I have had people say that high school students should be more responsible. Perhaps this is true. It seems that students today have more to worry about. Maybe they do. Perhaps it is because teachers and administrators are more sensitive to student needs now than they were in the past. Some of my students come from fully functional, two-parent homes. Others may only have one parent, but seemingly "have it together." Others are not so lucky.
I have had kids who are responsible for getting their younger siblings up, dressed, and on their way to their respective schools in the morning.
I have had kids who have no idea where they will be sleeping for the night, because their family is getting evicted.
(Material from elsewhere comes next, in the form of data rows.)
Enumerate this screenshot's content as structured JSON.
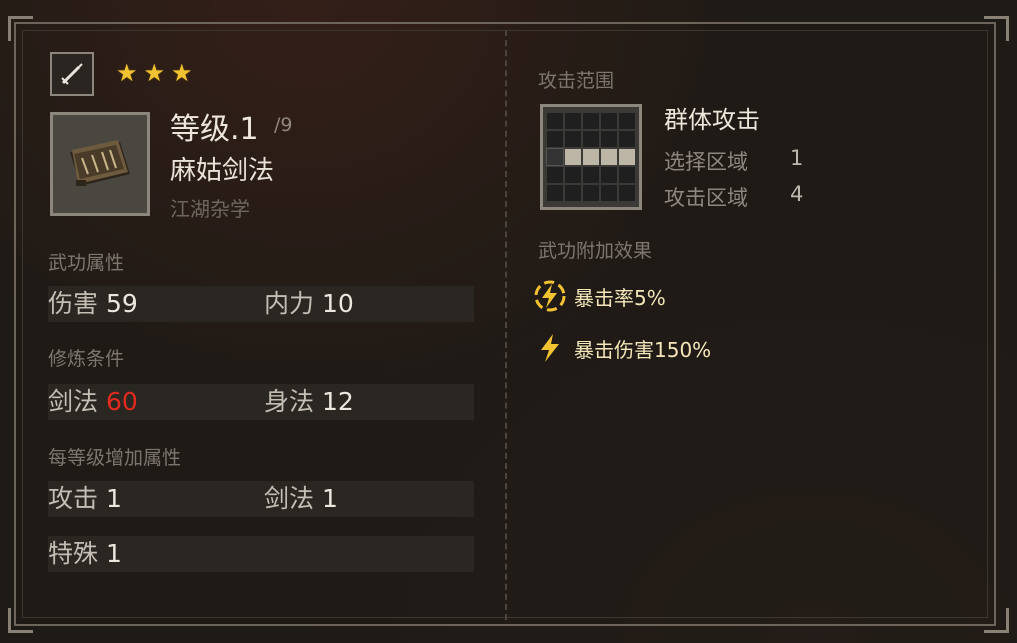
{
  "header": {
    "stars": [
      "★",
      "★",
      "★"
    ],
    "level_label": "等级.1",
    "level_max": "/9",
    "skill_name": "麻姑剑法",
    "skill_category": "江湖杂学"
  },
  "attributes": {
    "title": "武功属性",
    "rows": [
      [
        {
          "label": "伤害",
          "value": "59"
        },
        {
          "label": "内力",
          "value": "10"
        }
      ]
    ]
  },
  "requirements": {
    "title": "修炼条件",
    "rows": [
      [
        {
          "label": "剑法",
          "value": "60"
        },
        {
          "label": "身法",
          "value": "12"
        }
      ]
    ]
  },
  "per_level": {
    "title": "每等级增加属性",
    "rows": [
      [
        {
          "label": "攻击",
          "value": "1"
        },
        {
          "label": "剑法",
          "value": "1"
        }
      ],
      [
        {
          "label": "特殊",
          "value": "1"
        }
      ]
    ]
  },
  "range": {
    "title": "攻击范围",
    "type": "群体攻击",
    "select_label": "选择区域",
    "select_value": "1",
    "attack_label": "攻击区域",
    "attack_value": "4"
  },
  "effects": {
    "title": "武功附加效果",
    "items": [
      {
        "icon": "lightning-circle-icon",
        "text": "暴击率5%"
      },
      {
        "icon": "lightning-icon",
        "text": "暴击伤害150%"
      }
    ]
  },
  "colors": {
    "star": "#f1c232",
    "requirement_unmet": "#e02a1e",
    "effect_text": "#f3e6b8",
    "effect_icon": "#f2c230"
  }
}
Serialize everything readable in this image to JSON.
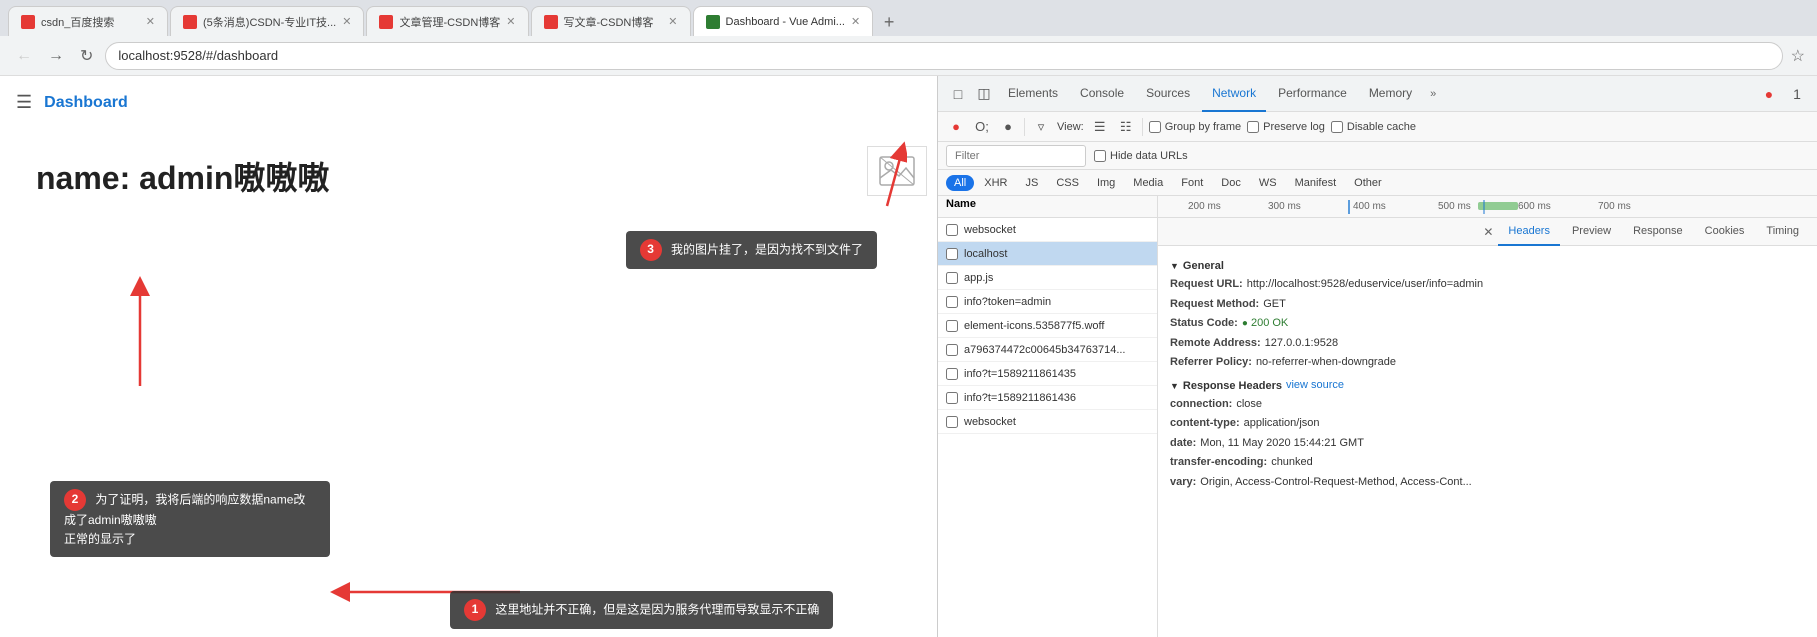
{
  "tabs": [
    {
      "label": "csdn_百度搜索",
      "color": "#e53935",
      "active": false
    },
    {
      "label": "(5条消息)CSDN-专业IT技...",
      "color": "#e53935",
      "active": false
    },
    {
      "label": "文章管理-CSDN博客",
      "color": "#e53935",
      "active": false
    },
    {
      "label": "写文章-CSDN博客",
      "color": "#e53935",
      "active": false
    },
    {
      "label": "Dashboard - Vue Admi...",
      "color": "#2e7d32",
      "active": true
    }
  ],
  "address": "localhost:9528/#/dashboard",
  "page": {
    "title": "Dashboard",
    "name_display": "name: admin嗷嗷嗷"
  },
  "annotations": {
    "annot1": "这里地址并不正确，但是这是因为服务代理而导致显示不正确",
    "annot2_line1": "为了证明，我将后端的响应数据name改成了admin嗷嗷嗷",
    "annot2_line2": "正常的显示了",
    "annot3": "我的图片挂了，是因为找不到文件了"
  },
  "devtools": {
    "tabs": [
      "Elements",
      "Console",
      "Sources",
      "Network",
      "Performance",
      "Memory",
      "»"
    ],
    "active_tab": "Network",
    "toolbar": {
      "view_label": "View:",
      "group_by_frame": "Group by frame",
      "preserve_log": "Preserve log",
      "disable_cache": "Disable cache",
      "filter_placeholder": "Filter",
      "hide_data_urls": "Hide data URLs"
    },
    "filter_types": [
      "All",
      "XHR",
      "JS",
      "CSS",
      "Img",
      "Media",
      "Font",
      "Doc",
      "WS",
      "Manifest",
      "Other"
    ],
    "active_filter": "All",
    "timeline_ticks": [
      "200 ms",
      "300 ms",
      "400 ms",
      "500 ms",
      "600 ms",
      "700 ms"
    ],
    "network_items": [
      {
        "name": "websocket",
        "selected": false
      },
      {
        "name": "localhost",
        "selected": true
      },
      {
        "name": "app.js",
        "selected": false
      },
      {
        "name": "info?token=admin",
        "selected": false
      },
      {
        "name": "element-icons.535877f5.woff",
        "selected": false
      },
      {
        "name": "a796374472c00645b34763714...",
        "selected": false
      },
      {
        "name": "info?t=1589211861435",
        "selected": false
      },
      {
        "name": "info?t=1589211861436",
        "selected": false
      },
      {
        "name": "websocket",
        "selected": false
      }
    ],
    "details": {
      "tabs": [
        "Headers",
        "Preview",
        "Response",
        "Cookies",
        "Timing"
      ],
      "active_tab": "Headers",
      "general": {
        "title": "General",
        "request_url_label": "Request URL:",
        "request_url_val": "http://localhost:9528/eduservice/user/info=admin",
        "request_method_label": "Request Method:",
        "request_method_val": "GET",
        "status_code_label": "Status Code:",
        "status_code_val": "200 OK",
        "remote_addr_label": "Remote Address:",
        "remote_addr_val": "127.0.0.1:9528",
        "referrer_label": "Referrer Policy:",
        "referrer_val": "no-referrer-when-downgrade"
      },
      "response_headers": {
        "title": "Response Headers",
        "view_source": "view source",
        "connection_label": "connection:",
        "connection_val": "close",
        "content_type_label": "content-type:",
        "content_type_val": "application/json",
        "date_label": "date:",
        "date_val": "Mon, 11 May 2020 15:44:21 GMT",
        "transfer_label": "transfer-encoding:",
        "transfer_val": "chunked",
        "vary_label": "vary:",
        "vary_val": "Origin, Access-Control-Request-Method, Access-Cont..."
      }
    }
  }
}
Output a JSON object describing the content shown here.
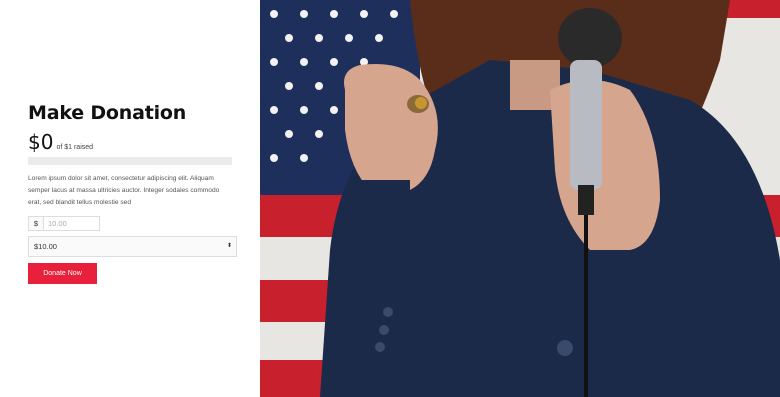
{
  "donation": {
    "title": "Make Donation",
    "amount_raised": "$0",
    "raised_of_text": "of $1 raised",
    "progress_fraction": 0,
    "description": "Lorem ipsum dolor sit amet, consectetur adipiscing elit. Aliquam semper lacus at massa ultricies auctor. Integer sodales commodo erat, sed blandit tellus molestie sed",
    "currency_symbol": "$",
    "amount_placeholder": "10.00",
    "selected_amount": "$10.00",
    "donate_button_label": "Donate Now"
  },
  "colors": {
    "accent": "#e8203c",
    "progress_track": "#ebebeb"
  },
  "hero_image": {
    "subject": "woman in navy blazer holding microphone in front of American flag"
  }
}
I have had kids who wonder how they will stay warm when the Wyoming weather and wind brings temperatures into the negative 20s or worse, and the utilities have been cut off for lack of payment.
I have kids who had to shower and do their laundry at school because they did not have running water at home.
I had a girl who literally had snow coming through the ceiling of her mobile home bedroom.
I had a boy fresh off the streets of a big city, gang tattoos revealing his background. It took him quite a while to learn that he could trust us, and that he was safe.
No child or young adult should have these worries. The school counselor, principal, and yes, even teachers do their best to help the kids find the necessary resources to solve these problems because they cannot learn when these worries are pressing on their minds.
For many of "my kids," hope is lacking, and the chances of them suddenly changing and being responsible for having a pencil are slim. I keep a well stocked school supply table. There are stacks of notebook, graph, and blank paper. A coffee can holds the pencils. Dishpans hold colored pencils, crayons, and markers. There are plenty of rulers and calculators. We have bottles of glue, along with glue sticks. I keep notebook hole reinforcement stickers in my desk because some days, notebook paper with the holes torn out is an absolute crisis, and the final blow on a horrible, rotten day.
I am no different than any other teacher across the country. We all face the same challenges. As teachers we will make sure the students have what they need as we go through another school year together. If you are fortunate enough to be able to provide for your child's school supplies, think about throwing an extra pack of pencils, or glue sticks, or notebook paper, or whatever in your cart. Send it to school with your child. I guarantee the teacher will appreciate it. Because the least of the teacher's worries, and of a kid should be whether a child has a pencil.
(Photo - My Farmer's Insurance agent generously donated 400 pencils to my classroom this year. She also donated a like number to the school's administrative assistant. )
#teachers #schoolsupplies #pencils #Farmersinsurance #education #students #alternativehighschool
Jennie Lawrence is the author of Soap Suds Row - The Bold Lives of Army Laundresses 1802 -1876. She also writes a regular column for African Violet Magazine, and has done freelance work. She has started to dabble in children's literature as well.